(Website and app data records)

- Opening Delimiter -

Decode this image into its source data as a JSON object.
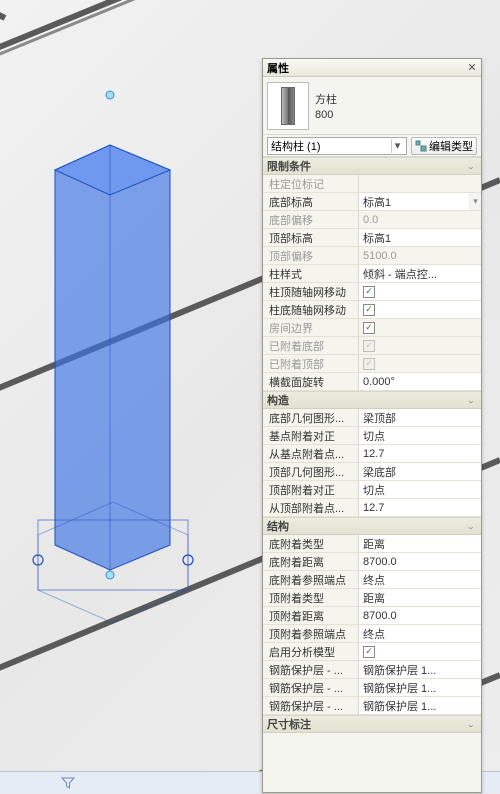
{
  "panel": {
    "title": "属性",
    "family_name": "方柱",
    "type_name": "800",
    "instance_selector": "结构柱 (1)",
    "edit_type_label": "编辑类型"
  },
  "sections": {
    "constraints": {
      "title": "限制条件",
      "rows": [
        {
          "name": "柱定位标记",
          "value": "",
          "ro": true
        },
        {
          "name": "底部标高",
          "value": "标高1",
          "dd": true
        },
        {
          "name": "底部偏移",
          "value": "0.0",
          "ro": true
        },
        {
          "name": "顶部标高",
          "value": "标高1"
        },
        {
          "name": "顶部偏移",
          "value": "5100.0",
          "ro": true
        },
        {
          "name": "柱样式",
          "value": "倾斜 - 端点控..."
        },
        {
          "name": "柱顶随轴网移动",
          "cb": true,
          "checked": true
        },
        {
          "name": "柱底随轴网移动",
          "cb": true,
          "checked": true
        },
        {
          "name": "房间边界",
          "cb": true,
          "checked": true,
          "ro": true
        },
        {
          "name": "已附着底部",
          "cb": true,
          "checked": true,
          "ro": true,
          "dis": true
        },
        {
          "name": "已附着顶部",
          "cb": true,
          "checked": true,
          "ro": true,
          "dis": true
        },
        {
          "name": "横截面旋转",
          "value": "0.000°"
        }
      ]
    },
    "construction": {
      "title": "构造",
      "rows": [
        {
          "name": "底部几何图形...",
          "value": "梁顶部"
        },
        {
          "name": "基点附着对正",
          "value": "切点"
        },
        {
          "name": "从基点附着点...",
          "value": "12.7"
        },
        {
          "name": "顶部几何图形...",
          "value": "梁底部"
        },
        {
          "name": "顶部附着对正",
          "value": "切点"
        },
        {
          "name": "从顶部附着点...",
          "value": "12.7"
        }
      ]
    },
    "structural": {
      "title": "结构",
      "rows": [
        {
          "name": "底附着类型",
          "value": "距离"
        },
        {
          "name": "底附着距离",
          "value": "8700.0"
        },
        {
          "name": "底附着参照端点",
          "value": "终点"
        },
        {
          "name": "顶附着类型",
          "value": "距离"
        },
        {
          "name": "顶附着距离",
          "value": "8700.0"
        },
        {
          "name": "顶附着参照端点",
          "value": "终点"
        },
        {
          "name": "启用分析模型",
          "cb": true,
          "checked": true
        },
        {
          "name": "钢筋保护层 - ...",
          "value": "钢筋保护层 1..."
        },
        {
          "name": "钢筋保护层 - ...",
          "value": "钢筋保护层 1..."
        },
        {
          "name": "钢筋保护层 - ...",
          "value": "钢筋保护层 1..."
        }
      ]
    },
    "dimensions": {
      "title": "尺寸标注"
    }
  }
}
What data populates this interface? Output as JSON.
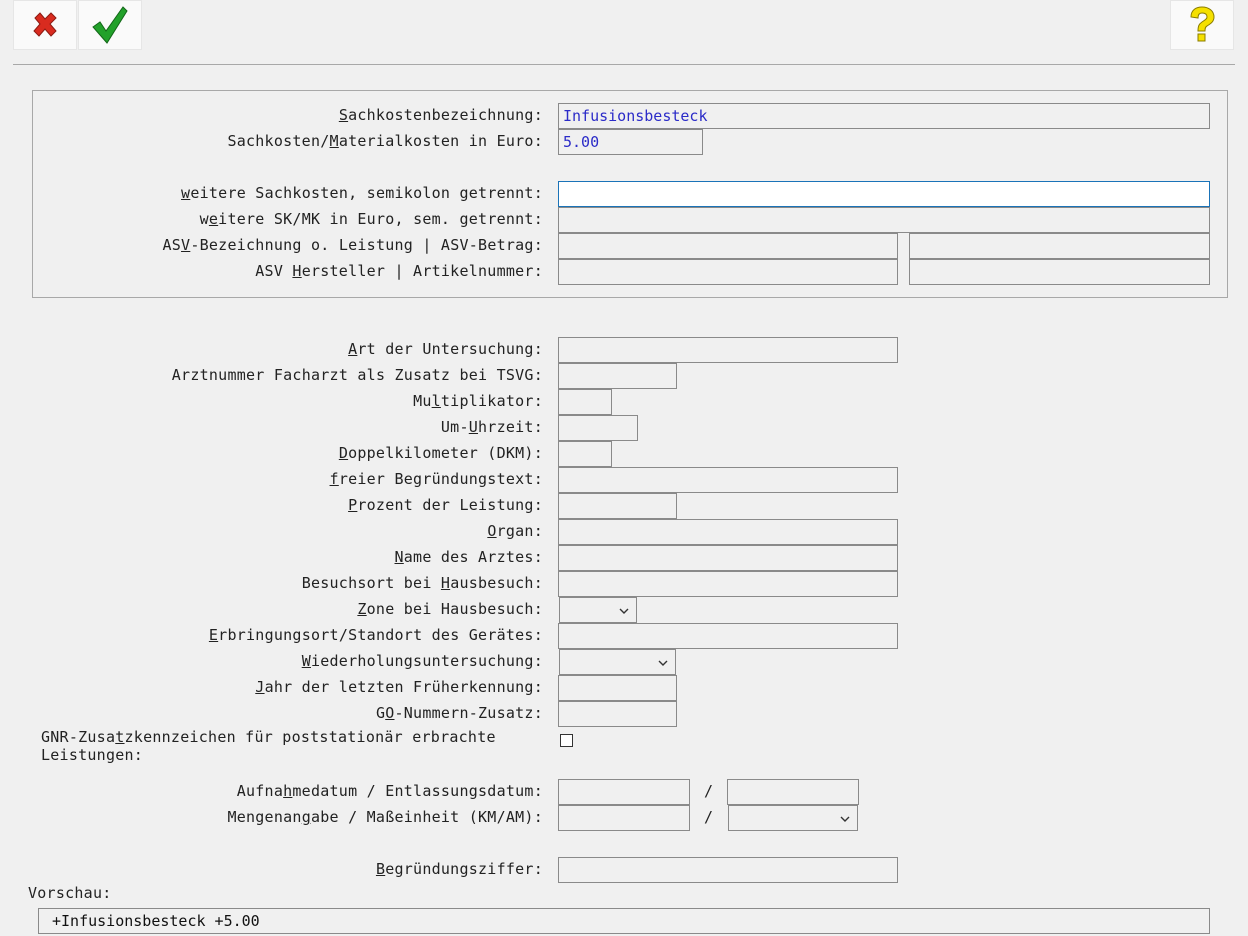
{
  "toolbar": {
    "cancel_icon": "red-x-icon",
    "confirm_icon": "green-check-icon",
    "help_icon": "yellow-question-icon",
    "colors": {
      "cancel": "#d92b1f",
      "confirm": "#22a12a",
      "help": "#f5e000"
    }
  },
  "group": {
    "sachkosten_label": {
      "u": "S",
      "rest": "achkostenbezeichnung:"
    },
    "sachkosten_value": "Infusionsbesteck",
    "material_label": {
      "pre": "Sachkosten/",
      "u": "M",
      "rest": "aterialkosten in Euro:"
    },
    "material_value": "5.00",
    "weitere_label": {
      "u": "w",
      "rest": "eitere Sachkosten, semikolon getrennt:"
    },
    "weitere_sk_label": {
      "pre": "w",
      "u": "e",
      "rest": "itere SK/MK in Euro, sem. getrennt:"
    },
    "asv_label": {
      "pre": "AS",
      "u": "V",
      "rest": "-Bezeichnung o. Leistung | ASV-Betrag:"
    },
    "asv_hersteller_label": {
      "pre": "ASV ",
      "u": "H",
      "rest": "ersteller | Artikelnummer:"
    }
  },
  "fields": {
    "art": {
      "u": "A",
      "rest": "rt der Untersuchung:"
    },
    "arztnummer": {
      "pre": "Arztnummer Facharzt als Zusatz bei TSVG:"
    },
    "multiplikator": {
      "pre": "Mu",
      "u": "l",
      "rest": "tiplikator:"
    },
    "uhrzeit": {
      "pre": "Um-",
      "u": "U",
      "rest": "hrzeit:"
    },
    "doppel": {
      "u": "D",
      "rest": "oppelkilometer (DKM):"
    },
    "freier": {
      "u": "f",
      "rest": "reier Begründungstext:"
    },
    "prozent": {
      "u": "P",
      "rest": "rozent der Leistung:"
    },
    "organ": {
      "u": "O",
      "rest": "rgan:"
    },
    "name": {
      "u": "N",
      "rest": "ame des Arztes:"
    },
    "besuchsort": {
      "pre": "Besuchsort bei ",
      "u": "H",
      "rest": "ausbesuch:"
    },
    "zone": {
      "u": "Z",
      "rest": "one bei Hausbesuch:"
    },
    "erbringungsort": {
      "u": "E",
      "rest": "rbringungsort/Standort des Gerätes:"
    },
    "wiederholung": {
      "u": "W",
      "rest": "iederholungsuntersuchung:"
    },
    "jahr": {
      "u": "J",
      "rest": "ahr der letzten Früherkennung:"
    },
    "go": {
      "pre": "G",
      "u": "O",
      "rest": "-Nummern-Zusatz:"
    },
    "gnr": {
      "pre": "GNR-Zusa",
      "u": "t",
      "rest": "zkennzeichen für poststationär erbrachte Leistungen:"
    },
    "aufnahme": {
      "pre": "Aufna",
      "u": "h",
      "rest": "medatum / Entlassungsdatum:"
    },
    "menge": {
      "pre": "Mengenan",
      "u": "g",
      "rest": "abe / Maßeinheit (KM/AM):"
    },
    "begruendung": {
      "u": "B",
      "rest": "egründungsziffer:"
    }
  },
  "slash": "/",
  "preview": {
    "label": "Vorschau:",
    "value": "+Infusionsbesteck +5.00"
  }
}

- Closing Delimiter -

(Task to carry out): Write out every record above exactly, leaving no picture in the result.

(The answer):
Decode this image into its source data as a JSON object.
{
  "panel": {
    "title": "属性",
    "family_name": "方柱",
    "type_name": "800",
    "instance_selector": "结构柱 (1)",
    "edit_type_label": "编辑类型"
  },
  "sections": {
    "constraints": {
      "title": "限制条件",
      "rows": [
        {
          "name": "柱定位标记",
          "value": "",
          "ro": true
        },
        {
          "name": "底部标高",
          "value": "标高1",
          "dd": true
        },
        {
          "name": "底部偏移",
          "value": "0.0",
          "ro": true
        },
        {
          "name": "顶部标高",
          "value": "标高1"
        },
        {
          "name": "顶部偏移",
          "value": "5100.0",
          "ro": true
        },
        {
          "name": "柱样式",
          "value": "倾斜 - 端点控..."
        },
        {
          "name": "柱顶随轴网移动",
          "cb": true,
          "checked": true
        },
        {
          "name": "柱底随轴网移动",
          "cb": true,
          "checked": true
        },
        {
          "name": "房间边界",
          "cb": true,
          "checked": true,
          "ro": true
        },
        {
          "name": "已附着底部",
          "cb": true,
          "checked": true,
          "ro": true,
          "dis": true
        },
        {
          "name": "已附着顶部",
          "cb": true,
          "checked": true,
          "ro": true,
          "dis": true
        },
        {
          "name": "横截面旋转",
          "value": "0.000°"
        }
      ]
    },
    "construction": {
      "title": "构造",
      "rows": [
        {
          "name": "底部几何图形...",
          "value": "梁顶部"
        },
        {
          "name": "基点附着对正",
          "value": "切点"
        },
        {
          "name": "从基点附着点...",
          "value": "12.7"
        },
        {
          "name": "顶部几何图形...",
          "value": "梁底部"
        },
        {
          "name": "顶部附着对正",
          "value": "切点"
        },
        {
          "name": "从顶部附着点...",
          "value": "12.7"
        }
      ]
    },
    "structural": {
      "title": "结构",
      "rows": [
        {
          "name": "底附着类型",
          "value": "距离"
        },
        {
          "name": "底附着距离",
          "value": "8700.0"
        },
        {
          "name": "底附着参照端点",
          "value": "终点"
        },
        {
          "name": "顶附着类型",
          "value": "距离"
        },
        {
          "name": "顶附着距离",
          "value": "8700.0"
        },
        {
          "name": "顶附着参照端点",
          "value": "终点"
        },
        {
          "name": "启用分析模型",
          "cb": true,
          "checked": true
        },
        {
          "name": "钢筋保护层 - ...",
          "value": "钢筋保护层 1..."
        },
        {
          "name": "钢筋保护层 - ...",
          "value": "钢筋保护层 1..."
        },
        {
          "name": "钢筋保护层 - ...",
          "value": "钢筋保护层 1..."
        }
      ]
    },
    "dimensions": {
      "title": "尺寸标注"
    }
  }
}
What data populates this interface? Output as JSON.
{
  "toolbar": {
    "cancel_icon": "red-x-icon",
    "confirm_icon": "green-check-icon",
    "help_icon": "yellow-question-icon",
    "colors": {
      "cancel": "#d92b1f",
      "confirm": "#22a12a",
      "help": "#f5e000"
    }
  },
  "group": {
    "sachkosten_label": {
      "u": "S",
      "rest": "achkostenbezeichnung:"
    },
    "sachkosten_value": "Infusionsbesteck",
    "material_label": {
      "pre": "Sachkosten/",
      "u": "M",
      "rest": "aterialkosten in Euro:"
    },
    "material_value": "5.00",
    "weitere_label": {
      "u": "w",
      "rest": "eitere Sachkosten, semikolon getrennt:"
    },
    "weitere_sk_label": {
      "pre": "w",
      "u": "e",
      "rest": "itere SK/MK in Euro, sem. getrennt:"
    },
    "asv_label": {
      "pre": "AS",
      "u": "V",
      "rest": "-Bezeichnung o. Leistung | ASV-Betrag:"
    },
    "asv_hersteller_label": {
      "pre": "ASV ",
      "u": "H",
      "rest": "ersteller | Artikelnummer:"
    }
  },
  "fields": {
    "art": {
      "u": "A",
      "rest": "rt der Untersuchung:"
    },
    "arztnummer": {
      "pre": "Arztnummer Facharzt als Zusatz bei TSVG:"
    },
    "multiplikator": {
      "pre": "Mu",
      "u": "l",
      "rest": "tiplikator:"
    },
    "uhrzeit": {
      "pre": "Um-",
      "u": "U",
      "rest": "hrzeit:"
    },
    "doppel": {
      "u": "D",
      "rest": "oppelkilometer (DKM):"
    },
    "freier": {
      "u": "f",
      "rest": "reier Begründungstext:"
    },
    "prozent": {
      "u": "P",
      "rest": "rozent der Leistung:"
    },
    "organ": {
      "u": "O",
      "rest": "rgan:"
    },
    "name": {
      "u": "N",
      "rest": "ame des Arztes:"
    },
    "besuchsort": {
      "pre": "Besuchsort bei ",
      "u": "H",
      "rest": "ausbesuch:"
    },
    "zone": {
      "u": "Z",
      "rest": "one bei Hausbesuch:"
    },
    "erbringungsort": {
      "u": "E",
      "rest": "rbringungsort/Standort des Gerätes:"
    },
    "wiederholung": {
      "u": "W",
      "rest": "iederholungsuntersuchung:"
    },
    "jahr": {
      "u": "J",
      "rest": "ahr der letzten Früherkennung:"
    },
    "go": {
      "pre": "G",
      "u": "O",
      "rest": "-Nummern-Zusatz:"
    },
    "gnr": {
      "pre": "GNR-Zusa",
      "u": "t",
      "rest": "zkennzeichen für poststationär erbrachte Leistungen:"
    },
    "aufnahme": {
      "pre": "Aufna",
      "u": "h",
      "rest": "medatum / Entlassungsdatum:"
    },
    "menge": {
      "pre": "Mengenan",
      "u": "g",
      "rest": "abe / Maßeinheit (KM/AM):"
    },
    "begruendung": {
      "u": "B",
      "rest": "egründungsziffer:"
    }
  },
  "slash": "/",
  "preview": {
    "label": "Vorschau:",
    "value": "+Infusionsbesteck +5.00"
  }
}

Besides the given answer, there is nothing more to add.